as a lieutenant in the Missouri Home Guard for the
The 1910 census reported that Mary had five children,
of which only two survived to that date: Mary (b.1875) and Elizabeth Buehrmann (1887-1963).
Margaret’s body was reportedly identified by a E. K.
Robinson; the relationship between Margaret and
Robinson is not known. Margaret died in a hospital after
the fire. Her father later stated that his
daughter died of suffocation, which probably means
that she was not badly burned.
Warner E. Saville (b.1889)
was a fourteen year old student when he died at the Iroquois
Theater. His body was taken to Perrigo's Funeral
Home where it was identified by a R. C. Campbell (of
unknown relationship to Warner). The victim lived in Bourbonnais, a village in
Kankakee County, Illinois, about an hour south of
Chicago, with a population in 1903 of around six
hundred. Newspapers reported that he was
visiting the Jones and was related to Annie.
It seems more probable he was related
to Annie's husband, Warner Jones, given their shared
first name, but I was unable to find the connection.
Warner was the son of a farmer, Indiana native Charles Saville
(1846-1928), and Arkansas native, Mary Barrett /
(1853-1929). They married in 1874
and had five children. Warner's three
brothers and sister were: Joseph, Philip, Neil, and Netti.
Based on descriptions on his brothers' draft cards
it is likely Warner would have grown up to be tall,
perhaps stout, with blue eyes and brown hair.
He was buried at the Mound Grove Cemetery in
Kankakee, Illinois, where he would later be joined
by his parents and some of his siblings.
Annie and Warner's boarding
house on Fifty-third Street

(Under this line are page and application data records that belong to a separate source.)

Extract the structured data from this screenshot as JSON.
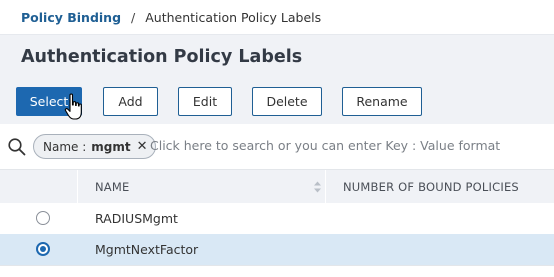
{
  "breadcrumb": {
    "parent": "Policy Binding",
    "separator": "/",
    "current": "Authentication Policy Labels"
  },
  "page": {
    "title": "Authentication Policy Labels"
  },
  "toolbar": {
    "select": "Select",
    "add": "Add",
    "edit": "Edit",
    "delete": "Delete",
    "rename": "Rename"
  },
  "search": {
    "chip_key": "Name :",
    "chip_value": "mgmt",
    "chip_close": "✕",
    "placeholder": "Click here to search or you can enter Key : Value format"
  },
  "table": {
    "headers": [
      "NAME",
      "NUMBER OF BOUND POLICIES"
    ],
    "rows": [
      {
        "name": "RADIUSMgmt",
        "selected": false
      },
      {
        "name": "MgmtNextFactor",
        "selected": true
      }
    ]
  },
  "icons": {
    "search": "search-icon",
    "cursor": "hand-pointer-icon",
    "sort": "sort-icon"
  },
  "colors": {
    "primary": "#1d68b0",
    "link": "#1f5f94",
    "selected_row": "#d9e8f5",
    "header_bg": "#f0f2f6"
  }
}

had recently moved to Tuscola,
IL but were staying in one of the units in their
boarding house at 46-48 E. Fifty-third St during the 1903 holiday. In 1900, the Buehrmann

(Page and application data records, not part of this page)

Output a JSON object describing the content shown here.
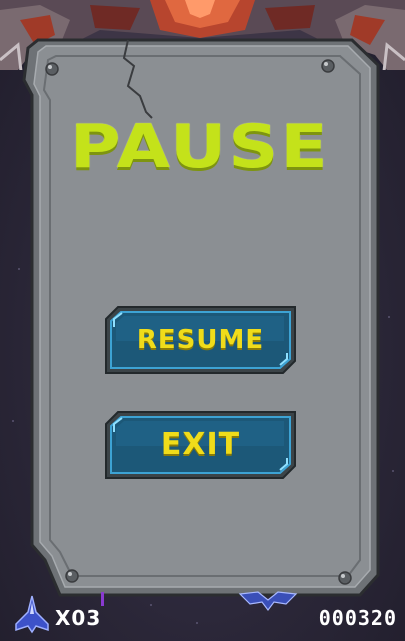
{
  "pause_menu": {
    "title": "PAUSE",
    "resume_label": "RESUME",
    "exit_label": "EXIT"
  },
  "hud": {
    "lives": "X03",
    "score": "000320"
  },
  "colors": {
    "title": "#c4e21a",
    "button_text": "#f0dc1a",
    "button_fill": "#1c5878",
    "panel": "#8a8e92"
  }
}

family comprised five of around thirty-two boarders
there, most of them female. Based on advertising
frequency, filling vacancies was a constant battle.

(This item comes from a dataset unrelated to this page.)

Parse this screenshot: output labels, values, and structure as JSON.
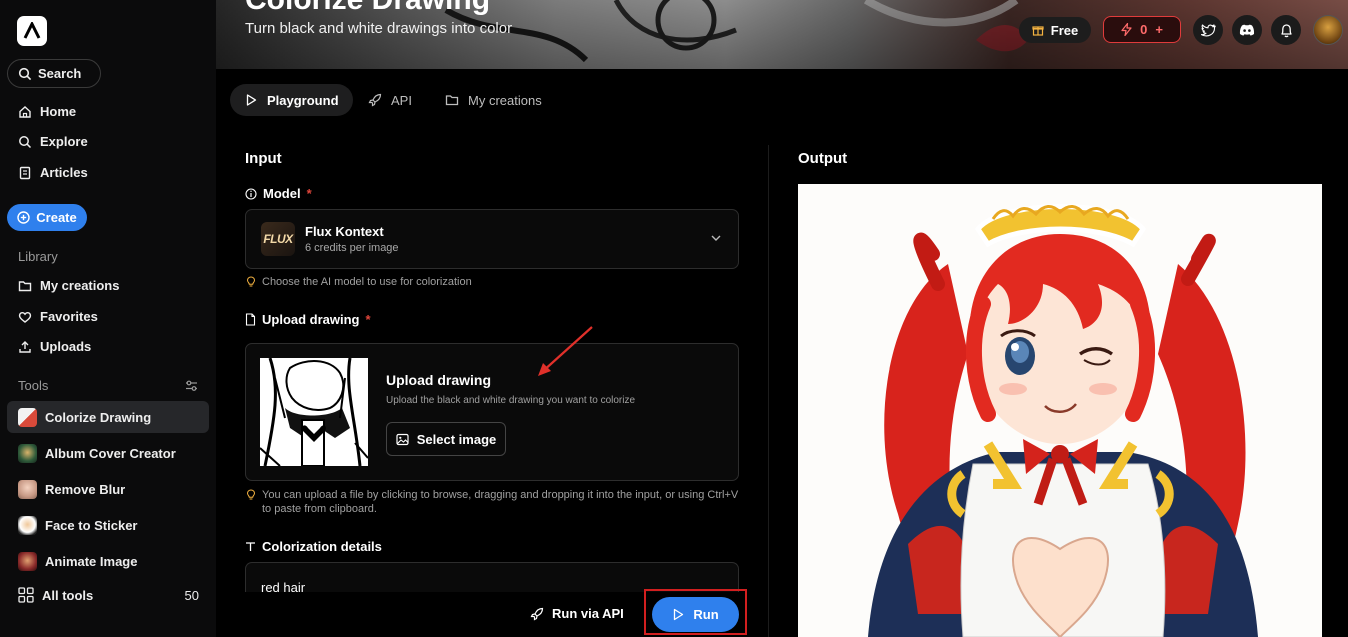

rates were offered during the winter and
advertisements during the summer
promoted close proximity
to Lake Michigan. The structure is no longer
standing and efforts to find a picture were not
successful. It was west of Washington Park, about
three miles from the lake.
In the years after the fire
Warner Jones and Warner Saville's family received
two of thirty-five $750 settlements from Fuller
Construction. Warner Jones also brought one of
the many dismissed suits against the Iroquois, for $10,000.
Margaret's sisters became involved in the arts.
Mary Buehrmann spent
time at Anna Morgan’s studios in Chicago and became
a monologist, forming the Mary Buehrmann Concert
company and briefly touring in the midwest and west
coast performing dramatic readings.
Elizabeth Buehrmann attended the Chicago Art
Institute and became a noted portrait and
advertising photographer. Collections of her work
are held at the Metropolitan Museum of Art in New
York and displayed at the Art Institute of Chicago’s
website. I looked through the names of her subjects
in hopes of finding images of Margaret or other
members of the Buehrmann family but found nothing
among online catalogs. The accompanying photo of the
woman with an infant was taken by Elizabeth in the
early 1900s and it seems possible the photo of
Margaret was also taken by Elizabeth, perhaps in the
early stages of her photography studies.
In some publications the name Buehrmann is spelled with
one n. The many alternate spellings of the name make
research difficult: Behrmann, Berman, Biermann,
Beerman, Baermann, Barhmann, Bearman.
Jones' age was reported as thirty-five and forty.
According to the 1900 U.S. Census she was born in
1862 so was forty-one at death.
Omaha son from Denmark
survived Iroquois Theater fire
Brother and sister Engels
Englewood High School
sorority 8 teenage girls
Gartz Guthardt and
Patterson boys and Amelia
Flute player Otto Helms
Walter Thacher was a
Weber piano salesman
Lola Kuebler was sixteen
Stoddards from Minonk,
Ralph Adams escaped from
If you have additional
info about an Iroquois victim, or find an error, I would like to
hear from you. Chaos and communication limitations of 1903
produced many errors I'm striving to correct and welcome all the help I can get. Space is provided at the
bottom of stories for comments, or